Where to stay
Global Village Backpackers and the downtown Hostelling International are both good bets for those who travel light and want to keep their hotel fees light as well. Spartan accommodations are the name of the game at both these venues, but if you don't care about noise and luxury, you'll be good. Another hostel is Kensington Castle. It offers much more personality than the previously mentioned pair, but the accommodations are pretty much the same. You will be within walking distance of Kensington Market and downtown Toronto.
There are some good two-star inns right downtown.
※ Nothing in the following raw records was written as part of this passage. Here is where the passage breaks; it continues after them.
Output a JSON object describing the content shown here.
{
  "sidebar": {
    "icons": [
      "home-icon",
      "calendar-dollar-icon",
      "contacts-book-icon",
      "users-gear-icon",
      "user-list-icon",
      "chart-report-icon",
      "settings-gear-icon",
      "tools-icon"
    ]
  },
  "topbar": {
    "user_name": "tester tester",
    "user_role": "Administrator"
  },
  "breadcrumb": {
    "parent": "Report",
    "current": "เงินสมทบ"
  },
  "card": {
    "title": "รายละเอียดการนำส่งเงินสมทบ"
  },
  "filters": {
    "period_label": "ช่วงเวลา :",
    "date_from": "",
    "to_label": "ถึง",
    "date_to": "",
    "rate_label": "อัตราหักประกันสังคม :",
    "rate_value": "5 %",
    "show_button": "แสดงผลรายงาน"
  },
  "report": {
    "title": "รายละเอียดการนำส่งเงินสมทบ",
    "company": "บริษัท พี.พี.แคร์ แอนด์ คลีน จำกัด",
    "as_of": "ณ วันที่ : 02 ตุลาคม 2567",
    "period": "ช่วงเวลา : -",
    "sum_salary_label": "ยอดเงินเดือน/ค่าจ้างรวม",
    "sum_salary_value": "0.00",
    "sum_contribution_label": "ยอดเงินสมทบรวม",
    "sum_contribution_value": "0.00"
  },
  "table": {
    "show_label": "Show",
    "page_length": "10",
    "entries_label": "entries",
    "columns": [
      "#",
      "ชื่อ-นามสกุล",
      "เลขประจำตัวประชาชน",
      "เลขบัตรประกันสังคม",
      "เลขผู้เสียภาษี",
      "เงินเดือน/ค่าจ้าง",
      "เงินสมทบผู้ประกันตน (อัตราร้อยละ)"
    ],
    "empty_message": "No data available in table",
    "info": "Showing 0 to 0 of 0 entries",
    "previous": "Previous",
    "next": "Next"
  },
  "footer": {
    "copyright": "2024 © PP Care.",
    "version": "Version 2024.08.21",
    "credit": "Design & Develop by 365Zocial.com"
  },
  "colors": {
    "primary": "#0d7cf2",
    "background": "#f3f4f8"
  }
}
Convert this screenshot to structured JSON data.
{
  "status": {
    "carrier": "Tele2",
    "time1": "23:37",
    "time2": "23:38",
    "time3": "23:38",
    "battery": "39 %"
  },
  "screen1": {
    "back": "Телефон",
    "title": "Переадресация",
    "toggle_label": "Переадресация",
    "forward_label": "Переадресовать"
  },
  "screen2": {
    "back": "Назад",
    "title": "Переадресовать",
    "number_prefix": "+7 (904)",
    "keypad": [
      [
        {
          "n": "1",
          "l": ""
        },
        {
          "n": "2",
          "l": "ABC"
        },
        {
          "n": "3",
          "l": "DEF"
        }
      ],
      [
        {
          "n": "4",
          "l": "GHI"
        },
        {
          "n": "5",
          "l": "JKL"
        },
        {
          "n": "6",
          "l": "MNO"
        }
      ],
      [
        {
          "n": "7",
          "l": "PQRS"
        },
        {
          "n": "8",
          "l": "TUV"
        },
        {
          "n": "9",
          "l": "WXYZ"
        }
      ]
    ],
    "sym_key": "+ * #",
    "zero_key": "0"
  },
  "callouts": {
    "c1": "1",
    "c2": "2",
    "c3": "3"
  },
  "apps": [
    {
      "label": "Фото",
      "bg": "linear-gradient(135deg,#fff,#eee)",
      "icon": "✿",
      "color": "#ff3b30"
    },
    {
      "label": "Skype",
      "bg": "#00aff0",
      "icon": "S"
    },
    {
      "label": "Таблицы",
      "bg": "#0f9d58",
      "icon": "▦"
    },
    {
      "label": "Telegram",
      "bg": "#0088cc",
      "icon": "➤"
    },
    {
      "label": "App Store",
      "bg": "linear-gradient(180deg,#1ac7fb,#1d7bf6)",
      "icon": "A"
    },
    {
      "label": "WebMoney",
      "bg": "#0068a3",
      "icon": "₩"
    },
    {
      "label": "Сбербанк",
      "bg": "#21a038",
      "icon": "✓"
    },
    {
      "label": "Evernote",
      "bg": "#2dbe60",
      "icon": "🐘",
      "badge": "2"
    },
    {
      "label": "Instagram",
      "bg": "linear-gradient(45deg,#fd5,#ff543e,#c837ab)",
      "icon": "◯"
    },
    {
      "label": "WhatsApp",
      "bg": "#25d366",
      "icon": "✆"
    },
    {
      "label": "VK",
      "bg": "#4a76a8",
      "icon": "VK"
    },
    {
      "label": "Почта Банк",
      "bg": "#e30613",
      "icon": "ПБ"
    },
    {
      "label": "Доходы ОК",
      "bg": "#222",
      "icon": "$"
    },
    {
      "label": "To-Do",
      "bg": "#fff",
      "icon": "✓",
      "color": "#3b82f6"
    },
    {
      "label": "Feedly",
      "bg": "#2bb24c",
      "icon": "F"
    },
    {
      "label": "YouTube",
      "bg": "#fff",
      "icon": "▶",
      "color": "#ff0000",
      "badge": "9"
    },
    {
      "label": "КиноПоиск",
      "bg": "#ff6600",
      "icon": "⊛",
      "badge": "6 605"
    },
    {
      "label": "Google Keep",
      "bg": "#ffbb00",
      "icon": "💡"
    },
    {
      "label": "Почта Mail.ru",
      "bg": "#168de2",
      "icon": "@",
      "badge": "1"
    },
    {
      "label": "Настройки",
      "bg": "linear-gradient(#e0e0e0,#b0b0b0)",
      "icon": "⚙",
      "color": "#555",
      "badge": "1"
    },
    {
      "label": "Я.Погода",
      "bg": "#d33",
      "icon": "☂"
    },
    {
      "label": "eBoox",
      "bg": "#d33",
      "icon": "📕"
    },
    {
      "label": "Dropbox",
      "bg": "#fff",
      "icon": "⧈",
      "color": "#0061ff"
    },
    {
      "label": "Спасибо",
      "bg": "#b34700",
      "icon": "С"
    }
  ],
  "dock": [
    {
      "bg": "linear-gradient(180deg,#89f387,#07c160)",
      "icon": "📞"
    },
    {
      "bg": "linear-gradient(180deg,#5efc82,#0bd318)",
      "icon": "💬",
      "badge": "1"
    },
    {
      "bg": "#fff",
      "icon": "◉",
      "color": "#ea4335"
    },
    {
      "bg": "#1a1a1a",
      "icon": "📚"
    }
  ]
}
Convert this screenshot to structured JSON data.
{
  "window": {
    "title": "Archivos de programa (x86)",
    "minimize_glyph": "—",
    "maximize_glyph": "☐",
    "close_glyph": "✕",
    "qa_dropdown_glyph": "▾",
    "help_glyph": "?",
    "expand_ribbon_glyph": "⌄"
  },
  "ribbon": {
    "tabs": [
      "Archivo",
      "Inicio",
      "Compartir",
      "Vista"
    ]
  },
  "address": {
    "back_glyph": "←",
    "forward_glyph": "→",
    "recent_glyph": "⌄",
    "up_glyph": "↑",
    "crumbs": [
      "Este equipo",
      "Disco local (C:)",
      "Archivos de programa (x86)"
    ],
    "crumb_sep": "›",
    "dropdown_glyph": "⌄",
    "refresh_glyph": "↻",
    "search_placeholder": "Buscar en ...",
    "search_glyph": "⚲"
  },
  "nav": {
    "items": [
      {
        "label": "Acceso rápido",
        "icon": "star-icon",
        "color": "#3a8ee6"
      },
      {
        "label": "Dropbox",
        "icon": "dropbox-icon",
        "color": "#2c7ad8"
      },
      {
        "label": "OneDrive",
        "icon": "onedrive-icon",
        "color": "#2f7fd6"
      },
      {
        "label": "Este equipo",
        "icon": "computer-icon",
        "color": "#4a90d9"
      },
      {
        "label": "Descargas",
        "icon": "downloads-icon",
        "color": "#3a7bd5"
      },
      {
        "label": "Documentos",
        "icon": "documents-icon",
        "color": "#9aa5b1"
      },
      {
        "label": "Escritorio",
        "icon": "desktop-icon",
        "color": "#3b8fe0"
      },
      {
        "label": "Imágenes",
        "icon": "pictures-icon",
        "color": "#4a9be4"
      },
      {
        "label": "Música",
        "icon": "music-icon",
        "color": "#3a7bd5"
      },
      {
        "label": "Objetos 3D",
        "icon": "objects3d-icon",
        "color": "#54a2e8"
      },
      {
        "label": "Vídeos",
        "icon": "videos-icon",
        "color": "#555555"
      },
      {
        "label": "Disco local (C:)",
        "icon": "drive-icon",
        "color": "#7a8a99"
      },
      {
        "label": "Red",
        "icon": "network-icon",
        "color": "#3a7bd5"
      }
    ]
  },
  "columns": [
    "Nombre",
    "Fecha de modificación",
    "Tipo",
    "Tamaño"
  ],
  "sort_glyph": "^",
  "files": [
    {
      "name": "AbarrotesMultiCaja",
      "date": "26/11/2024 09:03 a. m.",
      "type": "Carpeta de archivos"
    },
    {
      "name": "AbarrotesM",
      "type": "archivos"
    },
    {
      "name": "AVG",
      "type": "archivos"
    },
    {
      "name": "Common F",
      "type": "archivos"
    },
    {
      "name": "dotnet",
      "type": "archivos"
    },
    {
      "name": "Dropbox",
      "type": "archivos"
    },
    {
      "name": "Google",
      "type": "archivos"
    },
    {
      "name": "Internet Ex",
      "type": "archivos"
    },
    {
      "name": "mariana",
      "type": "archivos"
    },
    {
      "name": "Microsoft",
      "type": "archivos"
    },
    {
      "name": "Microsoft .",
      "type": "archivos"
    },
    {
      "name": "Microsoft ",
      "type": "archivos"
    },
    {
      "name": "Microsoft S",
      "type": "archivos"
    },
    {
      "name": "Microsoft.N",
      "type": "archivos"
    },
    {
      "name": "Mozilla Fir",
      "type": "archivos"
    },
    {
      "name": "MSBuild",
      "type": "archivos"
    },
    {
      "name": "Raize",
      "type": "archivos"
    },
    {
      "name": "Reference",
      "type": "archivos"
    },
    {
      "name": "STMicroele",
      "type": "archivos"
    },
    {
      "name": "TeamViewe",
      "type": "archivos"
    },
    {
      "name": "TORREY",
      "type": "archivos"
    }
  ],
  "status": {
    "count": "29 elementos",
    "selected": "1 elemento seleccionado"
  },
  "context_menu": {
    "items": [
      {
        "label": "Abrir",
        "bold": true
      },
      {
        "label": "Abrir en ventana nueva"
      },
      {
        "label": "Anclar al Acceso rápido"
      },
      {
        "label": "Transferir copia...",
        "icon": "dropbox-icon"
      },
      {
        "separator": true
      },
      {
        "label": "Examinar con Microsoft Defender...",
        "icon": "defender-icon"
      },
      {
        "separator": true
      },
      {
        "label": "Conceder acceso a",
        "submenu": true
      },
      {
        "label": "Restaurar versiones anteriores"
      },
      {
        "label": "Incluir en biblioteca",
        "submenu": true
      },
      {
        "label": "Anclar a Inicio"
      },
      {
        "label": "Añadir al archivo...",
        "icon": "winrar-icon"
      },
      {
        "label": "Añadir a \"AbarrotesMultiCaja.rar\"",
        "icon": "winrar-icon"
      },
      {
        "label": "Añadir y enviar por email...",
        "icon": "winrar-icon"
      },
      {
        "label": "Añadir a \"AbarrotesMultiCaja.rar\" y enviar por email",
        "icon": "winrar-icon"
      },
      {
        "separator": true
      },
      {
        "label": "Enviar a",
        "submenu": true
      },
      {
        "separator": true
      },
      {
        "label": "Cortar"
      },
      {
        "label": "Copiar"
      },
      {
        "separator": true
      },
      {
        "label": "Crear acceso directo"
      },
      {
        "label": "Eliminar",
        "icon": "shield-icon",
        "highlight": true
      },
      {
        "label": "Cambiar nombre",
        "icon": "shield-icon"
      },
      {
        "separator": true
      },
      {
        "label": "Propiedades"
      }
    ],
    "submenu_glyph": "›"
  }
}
The Bond Place Hotel is definitely a good value as is the Best Western Primrose.
Being a large city, there are plenty of mid-range chain hotels. Holiday Inn Express and Best Western usually offer decent value for the price.
What to see
Toronto Music Garden is designed by famed cellist Yo-yo Ma. It is meant to represent Bach's First Suite for Unaccompanied Cello. It is a haven of green in the center of the city (and admission is free).
The CN Tower is one of Canada's iconic landmarks. It is one of the seven modern wonders of the world. Standing at 1,815.39 ft, it is the tallest free-standing structure in the Americas.
Central Toronto is also home to the Wednesday night art crawl. Unlike some cities, where art galleries open their doors to the public once a month, it is a weekly occurrence in Toronto.
Take the ferry to Toronto Island Park. There are several miles of bike trails and the shoreline offers superb views of the city skyline. Also, there is Hanlan's Point Beach, where you don't even have to own a swimsuit to take a dip in the lake. That's right: clothing optional.
The Kensington neighborhood is easily accessible by public transit as it is directly adjacent to Downtown. This neighborhood offers a rather bohemian vibe. It is full of bistros and cafes serving good food for good value. There are also plenty of thrift stores, if you are looking for a bargain but weren't able to find anything Downtown. Kensington Market offers interesting and eclectic shopping and eating options. Russian bakers, Vietnamese food stalls and vintage clothing booths sit side by side.
Toronto's Chinatown is one of North America's biggest. More of a pan-East Asian town, there are plenty of eating opportunities and, though most of the shops are aimed at Asian clientele, anyone can find good deals by simply wandering down the narrow market aisles.
There are beaches all along the strip of land where Toronto and Lake Ontario meet. Though a majority of the year brings cold temps and, therefore no swimming, the summer means that many locals are out taking advantage of the sun and warm weather. The lake is not the best place to swim however, so swim only in marked areas to avoid currents. Authorities test water for pollutants daily in swimming areas.
The Toronto Zoo is definitely impressive. A $20 admission might seem expensive, but there is enough to keep you busy for an entire day. This is a solid investment if you have kids.